Assignment:
What you return should be only the lines starting at the one that contains "Decode this image" and running to the end of the listing, exactly as written, minus any pictures.

== Record excerpts ==

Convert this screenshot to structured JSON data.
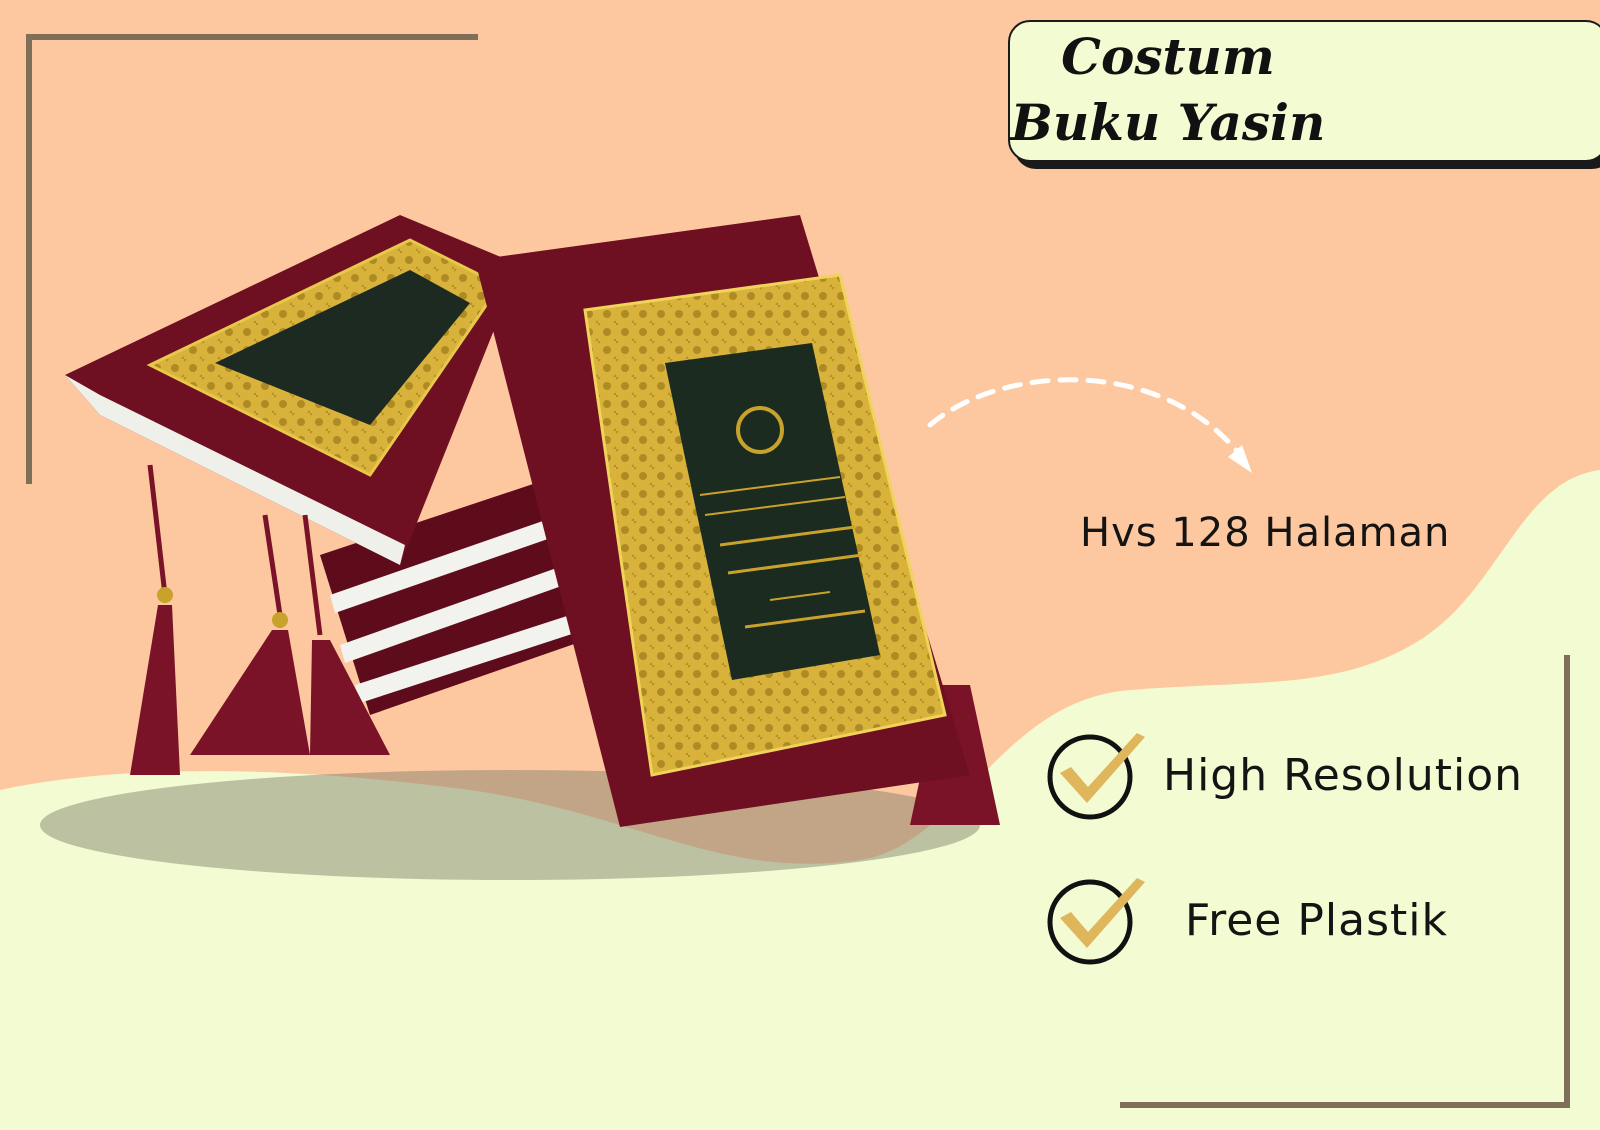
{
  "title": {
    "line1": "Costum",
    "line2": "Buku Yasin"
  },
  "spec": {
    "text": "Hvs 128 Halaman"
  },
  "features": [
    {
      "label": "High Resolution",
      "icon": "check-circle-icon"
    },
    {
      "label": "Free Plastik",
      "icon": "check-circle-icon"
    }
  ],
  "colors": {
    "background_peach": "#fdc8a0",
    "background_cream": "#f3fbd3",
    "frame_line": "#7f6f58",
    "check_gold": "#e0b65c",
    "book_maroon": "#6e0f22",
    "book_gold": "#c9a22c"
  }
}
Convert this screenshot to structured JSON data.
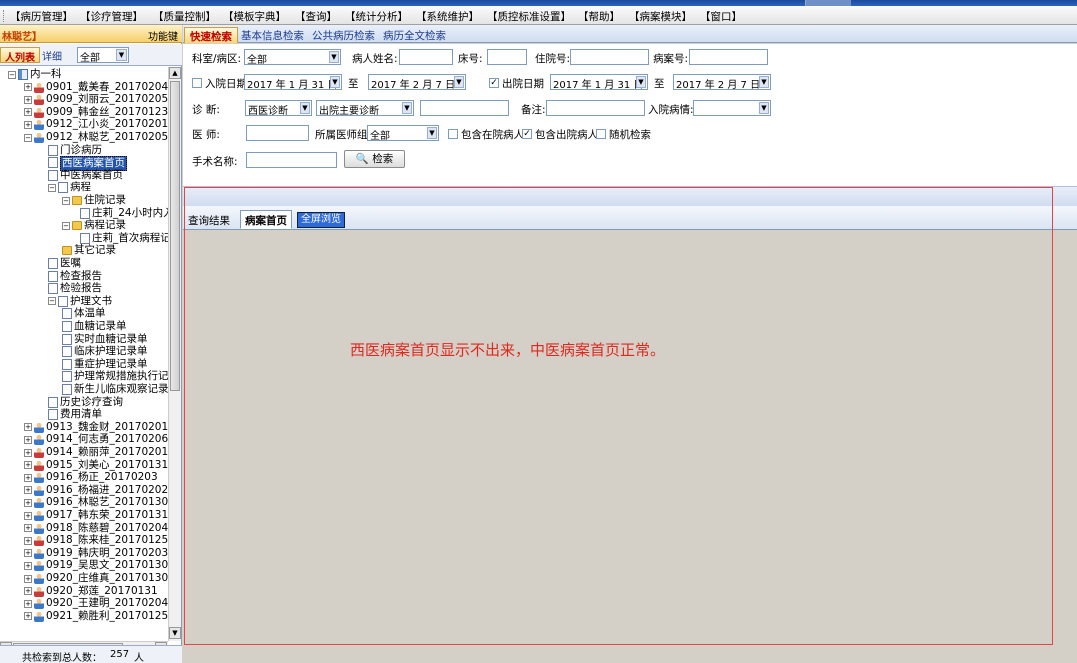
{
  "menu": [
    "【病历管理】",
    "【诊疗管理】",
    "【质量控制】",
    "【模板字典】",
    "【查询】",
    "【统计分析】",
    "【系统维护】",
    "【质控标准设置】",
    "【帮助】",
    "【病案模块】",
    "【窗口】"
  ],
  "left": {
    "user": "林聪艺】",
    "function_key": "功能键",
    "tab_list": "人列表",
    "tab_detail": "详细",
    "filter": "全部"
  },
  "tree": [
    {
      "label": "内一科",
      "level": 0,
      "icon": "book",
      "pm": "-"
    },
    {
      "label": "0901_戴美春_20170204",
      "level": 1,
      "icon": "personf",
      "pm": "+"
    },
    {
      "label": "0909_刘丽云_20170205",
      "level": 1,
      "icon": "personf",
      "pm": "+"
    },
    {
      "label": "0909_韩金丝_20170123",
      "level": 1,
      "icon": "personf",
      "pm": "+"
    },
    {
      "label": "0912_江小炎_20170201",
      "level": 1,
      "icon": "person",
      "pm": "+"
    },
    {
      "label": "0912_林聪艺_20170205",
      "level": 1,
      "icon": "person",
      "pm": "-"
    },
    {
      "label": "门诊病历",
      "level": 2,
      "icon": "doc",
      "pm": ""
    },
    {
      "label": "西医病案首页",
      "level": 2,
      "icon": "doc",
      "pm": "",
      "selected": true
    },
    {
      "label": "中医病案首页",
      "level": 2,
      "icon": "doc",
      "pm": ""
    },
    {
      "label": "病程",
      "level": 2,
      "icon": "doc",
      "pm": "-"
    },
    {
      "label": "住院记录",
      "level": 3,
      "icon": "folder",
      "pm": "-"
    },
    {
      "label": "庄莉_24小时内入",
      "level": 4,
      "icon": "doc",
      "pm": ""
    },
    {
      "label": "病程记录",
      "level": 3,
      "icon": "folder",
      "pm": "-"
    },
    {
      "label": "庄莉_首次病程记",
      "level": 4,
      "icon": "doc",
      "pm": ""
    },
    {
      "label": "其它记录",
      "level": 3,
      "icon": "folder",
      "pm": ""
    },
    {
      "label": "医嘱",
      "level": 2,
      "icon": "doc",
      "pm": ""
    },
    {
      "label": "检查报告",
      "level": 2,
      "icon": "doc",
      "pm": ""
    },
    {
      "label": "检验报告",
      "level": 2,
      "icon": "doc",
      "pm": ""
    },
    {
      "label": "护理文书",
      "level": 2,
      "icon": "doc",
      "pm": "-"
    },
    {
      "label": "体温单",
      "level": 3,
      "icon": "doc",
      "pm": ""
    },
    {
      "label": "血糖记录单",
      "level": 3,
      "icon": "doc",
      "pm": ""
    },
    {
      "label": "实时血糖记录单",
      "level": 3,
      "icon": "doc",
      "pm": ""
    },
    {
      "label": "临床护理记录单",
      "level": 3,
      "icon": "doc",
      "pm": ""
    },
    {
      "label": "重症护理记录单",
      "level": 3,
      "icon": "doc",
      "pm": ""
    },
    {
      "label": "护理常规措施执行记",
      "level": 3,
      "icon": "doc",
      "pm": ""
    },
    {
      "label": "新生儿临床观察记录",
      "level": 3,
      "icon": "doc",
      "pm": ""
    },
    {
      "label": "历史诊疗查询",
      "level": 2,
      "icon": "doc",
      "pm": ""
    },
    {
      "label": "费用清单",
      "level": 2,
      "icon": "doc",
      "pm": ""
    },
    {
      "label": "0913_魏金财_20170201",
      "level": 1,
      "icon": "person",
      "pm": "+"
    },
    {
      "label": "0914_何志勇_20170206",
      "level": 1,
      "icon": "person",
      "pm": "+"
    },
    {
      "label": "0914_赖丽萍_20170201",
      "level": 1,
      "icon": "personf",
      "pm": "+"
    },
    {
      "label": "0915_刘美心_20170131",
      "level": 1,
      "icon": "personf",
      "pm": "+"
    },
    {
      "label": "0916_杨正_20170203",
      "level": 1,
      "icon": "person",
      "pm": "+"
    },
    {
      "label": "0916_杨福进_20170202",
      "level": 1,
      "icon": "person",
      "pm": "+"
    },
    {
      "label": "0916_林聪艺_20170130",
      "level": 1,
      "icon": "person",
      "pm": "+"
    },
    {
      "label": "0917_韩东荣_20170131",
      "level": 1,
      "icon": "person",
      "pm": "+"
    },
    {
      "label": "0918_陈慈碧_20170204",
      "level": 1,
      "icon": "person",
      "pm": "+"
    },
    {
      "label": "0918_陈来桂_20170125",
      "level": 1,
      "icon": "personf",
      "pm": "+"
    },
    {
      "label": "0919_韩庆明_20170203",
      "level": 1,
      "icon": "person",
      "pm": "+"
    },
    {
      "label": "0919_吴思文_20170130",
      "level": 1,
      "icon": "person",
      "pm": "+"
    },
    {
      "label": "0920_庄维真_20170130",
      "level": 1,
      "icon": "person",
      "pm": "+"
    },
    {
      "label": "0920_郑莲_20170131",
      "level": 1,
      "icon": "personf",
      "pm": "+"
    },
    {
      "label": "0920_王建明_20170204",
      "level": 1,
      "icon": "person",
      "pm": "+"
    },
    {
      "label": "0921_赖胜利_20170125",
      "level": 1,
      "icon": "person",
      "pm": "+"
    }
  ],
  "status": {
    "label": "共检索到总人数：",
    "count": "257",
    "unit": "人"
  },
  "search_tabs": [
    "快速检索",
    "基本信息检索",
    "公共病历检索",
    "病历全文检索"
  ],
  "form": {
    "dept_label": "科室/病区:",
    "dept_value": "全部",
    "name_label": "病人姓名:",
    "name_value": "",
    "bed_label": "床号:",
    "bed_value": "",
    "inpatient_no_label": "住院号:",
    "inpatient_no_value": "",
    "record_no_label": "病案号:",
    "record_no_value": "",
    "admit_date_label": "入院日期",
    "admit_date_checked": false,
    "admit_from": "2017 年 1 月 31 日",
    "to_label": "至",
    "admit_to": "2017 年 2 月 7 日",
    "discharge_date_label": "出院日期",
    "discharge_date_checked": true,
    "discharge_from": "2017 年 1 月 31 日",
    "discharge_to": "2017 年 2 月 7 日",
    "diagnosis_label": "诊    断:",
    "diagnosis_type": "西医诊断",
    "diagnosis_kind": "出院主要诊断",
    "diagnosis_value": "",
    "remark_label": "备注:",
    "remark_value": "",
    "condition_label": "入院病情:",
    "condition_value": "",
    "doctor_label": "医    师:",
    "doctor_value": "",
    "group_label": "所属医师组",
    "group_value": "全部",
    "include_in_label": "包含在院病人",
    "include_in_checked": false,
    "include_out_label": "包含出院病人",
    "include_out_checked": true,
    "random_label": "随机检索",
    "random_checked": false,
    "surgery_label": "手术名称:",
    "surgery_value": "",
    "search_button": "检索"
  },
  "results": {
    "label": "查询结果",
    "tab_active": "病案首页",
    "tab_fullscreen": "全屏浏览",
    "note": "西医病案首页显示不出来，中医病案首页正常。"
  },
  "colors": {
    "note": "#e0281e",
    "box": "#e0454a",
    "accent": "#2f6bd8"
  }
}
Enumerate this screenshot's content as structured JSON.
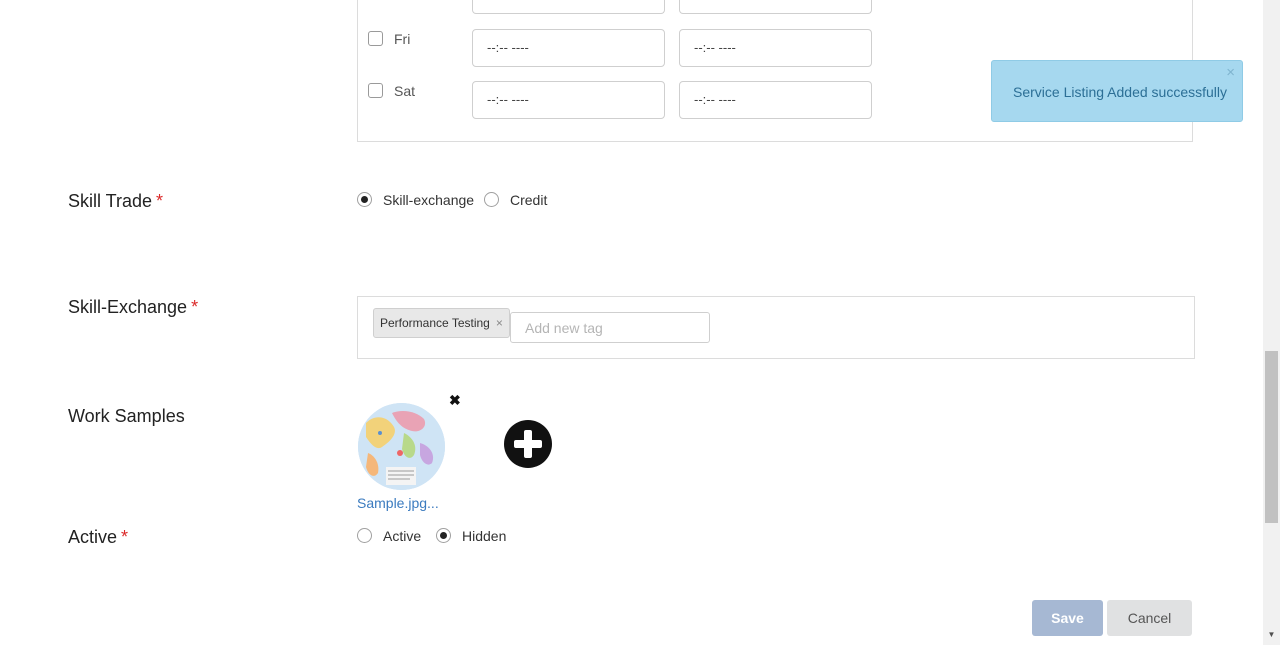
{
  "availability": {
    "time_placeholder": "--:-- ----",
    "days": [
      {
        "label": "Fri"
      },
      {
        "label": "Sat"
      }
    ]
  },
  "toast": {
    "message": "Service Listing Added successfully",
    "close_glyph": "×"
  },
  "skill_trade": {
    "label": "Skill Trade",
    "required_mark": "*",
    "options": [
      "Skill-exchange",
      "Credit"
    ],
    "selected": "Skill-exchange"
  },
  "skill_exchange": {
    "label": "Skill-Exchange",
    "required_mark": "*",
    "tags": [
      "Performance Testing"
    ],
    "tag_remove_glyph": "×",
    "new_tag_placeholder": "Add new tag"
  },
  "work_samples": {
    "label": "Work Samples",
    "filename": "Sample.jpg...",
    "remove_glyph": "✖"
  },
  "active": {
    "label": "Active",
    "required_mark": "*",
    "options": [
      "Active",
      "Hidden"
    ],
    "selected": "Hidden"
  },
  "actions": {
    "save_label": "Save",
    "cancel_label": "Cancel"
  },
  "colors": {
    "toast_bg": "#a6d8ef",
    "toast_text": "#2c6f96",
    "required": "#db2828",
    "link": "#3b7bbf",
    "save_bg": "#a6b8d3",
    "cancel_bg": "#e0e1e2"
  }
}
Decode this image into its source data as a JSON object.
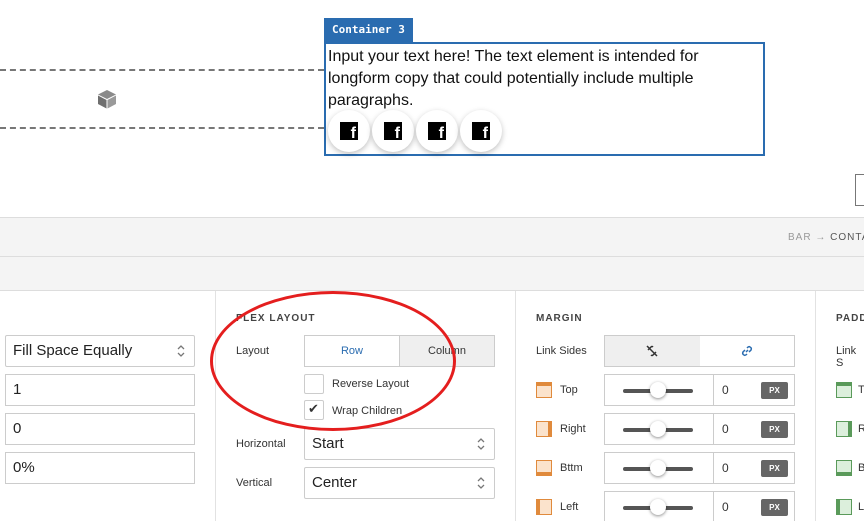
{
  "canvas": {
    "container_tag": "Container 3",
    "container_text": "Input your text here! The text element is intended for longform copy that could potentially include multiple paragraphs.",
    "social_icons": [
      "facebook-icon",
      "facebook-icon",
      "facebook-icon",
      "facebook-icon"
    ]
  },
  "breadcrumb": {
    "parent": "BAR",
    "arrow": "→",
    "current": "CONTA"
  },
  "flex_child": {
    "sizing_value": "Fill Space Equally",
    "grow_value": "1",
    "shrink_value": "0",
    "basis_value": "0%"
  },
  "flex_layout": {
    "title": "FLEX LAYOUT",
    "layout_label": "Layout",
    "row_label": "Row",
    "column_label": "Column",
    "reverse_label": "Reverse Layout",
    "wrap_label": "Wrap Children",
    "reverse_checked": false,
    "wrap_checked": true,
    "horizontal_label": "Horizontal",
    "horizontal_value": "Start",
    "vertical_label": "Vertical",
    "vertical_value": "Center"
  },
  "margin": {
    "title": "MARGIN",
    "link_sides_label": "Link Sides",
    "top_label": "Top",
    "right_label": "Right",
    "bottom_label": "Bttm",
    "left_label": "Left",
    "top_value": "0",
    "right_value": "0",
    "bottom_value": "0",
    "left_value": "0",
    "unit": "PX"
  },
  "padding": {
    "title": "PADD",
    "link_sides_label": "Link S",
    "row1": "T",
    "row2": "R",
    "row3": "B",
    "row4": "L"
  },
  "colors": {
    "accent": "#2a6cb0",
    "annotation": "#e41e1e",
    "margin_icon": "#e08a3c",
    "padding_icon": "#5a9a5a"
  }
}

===

Answer box:
Decode this image into its source data as a JSON object.
{
  "canvas": {
    "container_tag": "Container 3",
    "container_text": "Input your text here! The text element is intended for longform copy that could potentially include multiple paragraphs.",
    "social_icons": [
      "facebook-icon",
      "facebook-icon",
      "facebook-icon",
      "facebook-icon"
    ]
  },
  "breadcrumb": {
    "parent": "BAR",
    "arrow": "→",
    "current": "CONTA"
  },
  "flex_child": {
    "sizing_value": "Fill Space Equally",
    "grow_value": "1",
    "shrink_value": "0",
    "basis_value": "0%"
  },
  "flex_layout": {
    "title": "FLEX LAYOUT",
    "layout_label": "Layout",
    "row_label": "Row",
    "column_label": "Column",
    "reverse_label": "Reverse Layout",
    "wrap_label": "Wrap Children",
    "reverse_checked": false,
    "wrap_checked": true,
    "horizontal_label": "Horizontal",
    "horizontal_value": "Start",
    "vertical_label": "Vertical",
    "vertical_value": "Center"
  },
  "margin": {
    "title": "MARGIN",
    "link_sides_label": "Link Sides",
    "top_label": "Top",
    "right_label": "Right",
    "bottom_label": "Bttm",
    "left_label": "Left",
    "top_value": "0",
    "right_value": "0",
    "bottom_value": "0",
    "left_value": "0",
    "unit": "PX"
  },
  "padding": {
    "title": "PADD",
    "link_sides_label": "Link S",
    "row1": "T",
    "row2": "R",
    "row3": "B",
    "row4": "L"
  },
  "colors": {
    "accent": "#2a6cb0",
    "annotation": "#e41e1e",
    "margin_icon": "#e08a3c",
    "padding_icon": "#5a9a5a"
  }
}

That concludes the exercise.